==== EXCERPTED RECORDS ====

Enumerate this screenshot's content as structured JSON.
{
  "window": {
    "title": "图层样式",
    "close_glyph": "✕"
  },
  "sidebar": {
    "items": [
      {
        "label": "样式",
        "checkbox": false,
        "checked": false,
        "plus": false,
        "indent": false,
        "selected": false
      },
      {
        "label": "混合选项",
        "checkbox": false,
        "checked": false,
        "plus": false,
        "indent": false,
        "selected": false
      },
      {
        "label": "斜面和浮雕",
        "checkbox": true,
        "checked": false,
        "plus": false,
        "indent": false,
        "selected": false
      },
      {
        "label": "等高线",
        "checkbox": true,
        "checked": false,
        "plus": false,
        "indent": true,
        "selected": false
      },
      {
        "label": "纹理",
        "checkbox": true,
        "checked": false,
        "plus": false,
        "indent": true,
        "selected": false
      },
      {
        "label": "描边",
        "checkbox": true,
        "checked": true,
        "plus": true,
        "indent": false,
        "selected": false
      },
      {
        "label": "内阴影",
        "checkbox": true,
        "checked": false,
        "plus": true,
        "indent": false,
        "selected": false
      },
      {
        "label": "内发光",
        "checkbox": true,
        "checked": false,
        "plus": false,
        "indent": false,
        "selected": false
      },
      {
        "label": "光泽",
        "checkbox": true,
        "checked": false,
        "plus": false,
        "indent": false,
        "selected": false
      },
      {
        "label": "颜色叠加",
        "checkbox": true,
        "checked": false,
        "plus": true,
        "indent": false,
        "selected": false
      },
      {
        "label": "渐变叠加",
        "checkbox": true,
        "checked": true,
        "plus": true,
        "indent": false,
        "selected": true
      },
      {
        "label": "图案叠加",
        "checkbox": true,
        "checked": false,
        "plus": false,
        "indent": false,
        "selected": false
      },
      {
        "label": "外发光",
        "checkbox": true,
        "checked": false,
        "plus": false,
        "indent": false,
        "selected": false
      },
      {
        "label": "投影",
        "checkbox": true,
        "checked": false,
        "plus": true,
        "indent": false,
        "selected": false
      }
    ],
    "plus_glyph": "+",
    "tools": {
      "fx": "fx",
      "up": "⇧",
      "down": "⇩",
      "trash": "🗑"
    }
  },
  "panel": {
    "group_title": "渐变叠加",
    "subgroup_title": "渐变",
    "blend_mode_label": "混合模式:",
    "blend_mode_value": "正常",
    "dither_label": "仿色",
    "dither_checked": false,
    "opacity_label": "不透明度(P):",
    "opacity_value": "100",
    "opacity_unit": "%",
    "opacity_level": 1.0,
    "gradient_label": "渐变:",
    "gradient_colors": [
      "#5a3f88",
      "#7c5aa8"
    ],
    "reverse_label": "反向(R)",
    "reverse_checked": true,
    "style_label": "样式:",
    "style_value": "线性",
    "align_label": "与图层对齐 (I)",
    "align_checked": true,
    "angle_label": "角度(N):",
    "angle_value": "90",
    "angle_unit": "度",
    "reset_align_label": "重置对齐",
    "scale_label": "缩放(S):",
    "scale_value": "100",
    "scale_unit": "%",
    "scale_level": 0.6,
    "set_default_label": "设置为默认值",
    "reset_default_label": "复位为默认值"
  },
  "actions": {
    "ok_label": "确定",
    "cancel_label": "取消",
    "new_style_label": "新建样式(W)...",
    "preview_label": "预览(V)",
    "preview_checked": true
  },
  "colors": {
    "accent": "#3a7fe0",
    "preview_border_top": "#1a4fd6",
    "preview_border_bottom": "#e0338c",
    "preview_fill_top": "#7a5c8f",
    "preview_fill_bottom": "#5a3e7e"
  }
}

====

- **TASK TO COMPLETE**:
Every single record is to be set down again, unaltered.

- **RESPONSE AREA**:
Enumerate this screenshot's content as structured JSON.
{
  "window": {
    "title": "图层样式",
    "close_glyph": "✕"
  },
  "sidebar": {
    "items": [
      {
        "label": "样式",
        "checkbox": false,
        "checked": false,
        "plus": false,
        "indent": false,
        "selected": false
      },
      {
        "label": "混合选项",
        "checkbox": false,
        "checked": false,
        "plus": false,
        "indent": false,
        "selected": false
      },
      {
        "label": "斜面和浮雕",
        "checkbox": true,
        "checked": false,
        "plus": false,
        "indent": false,
        "selected": false
      },
      {
        "label": "等高线",
        "checkbox": true,
        "checked": false,
        "plus": false,
        "indent": true,
        "selected": false
      },
      {
        "label": "纹理",
        "checkbox": true,
        "checked": false,
        "plus": false,
        "indent": true,
        "selected": false
      },
      {
        "label": "描边",
        "checkbox": true,
        "checked": true,
        "plus": true,
        "indent": false,
        "selected": false
      },
      {
        "label": "内阴影",
        "checkbox": true,
        "checked": false,
        "plus": true,
        "indent": false,
        "selected": false
      },
      {
        "label": "内发光",
        "checkbox": true,
        "checked": false,
        "plus": false,
        "indent": false,
        "selected": false
      },
      {
        "label": "光泽",
        "checkbox": true,
        "checked": false,
        "plus": false,
        "indent": false,
        "selected": false
      },
      {
        "label": "颜色叠加",
        "checkbox": true,
        "checked": false,
        "plus": true,
        "indent": false,
        "selected": false
      },
      {
        "label": "渐变叠加",
        "checkbox": true,
        "checked": true,
        "plus": true,
        "indent": false,
        "selected": true
      },
      {
        "label": "图案叠加",
        "checkbox": true,
        "checked": false,
        "plus": false,
        "indent": false,
        "selected": false
      },
      {
        "label": "外发光",
        "checkbox": true,
        "checked": false,
        "plus": false,
        "indent": false,
        "selected": false
      },
      {
        "label": "投影",
        "checkbox": true,
        "checked": false,
        "plus": true,
        "indent": false,
        "selected": false
      }
    ],
    "plus_glyph": "+",
    "tools": {
      "fx": "fx",
      "up": "⇧",
      "down": "⇩",
      "trash": "🗑"
    }
  },
  "panel": {
    "group_title": "渐变叠加",
    "subgroup_title": "渐变",
    "blend_mode_label": "混合模式:",
    "blend_mode_value": "正常",
    "dither_label": "仿色",
    "dither_checked": false,
    "opacity_label": "不透明度(P):",
    "opacity_value": "100",
    "opacity_unit": "%",
    "opacity_level": 1.0,
    "gradient_label": "渐变:",
    "gradient_colors": [
      "#5a3f88",
      "#7c5aa8"
    ],
    "reverse_label": "反向(R)",
    "reverse_checked": true,
    "style_label": "样式:",
    "style_value": "线性",
    "align_label": "与图层对齐 (I)",
    "align_checked": true,
    "angle_label": "角度(N):",
    "angle_value": "90",
    "angle_unit": "度",
    "reset_align_label": "重置对齐",
    "scale_label": "缩放(S):",
    "scale_value": "100",
    "scale_unit": "%",
    "scale_level": 0.6,
    "set_default_label": "设置为默认值",
    "reset_default_label": "复位为默认值"
  },
  "actions": {
    "ok_label": "确定",
    "cancel_label": "取消",
    "new_style_label": "新建样式(W)...",
    "preview_label": "预览(V)",
    "preview_checked": true
  },
  "colors": {
    "accent": "#3a7fe0",
    "preview_border_top": "#1a4fd6",
    "preview_border_bottom": "#e0338c",
    "preview_fill_top": "#7a5c8f",
    "preview_fill_bottom": "#5a3e7e"
  }
}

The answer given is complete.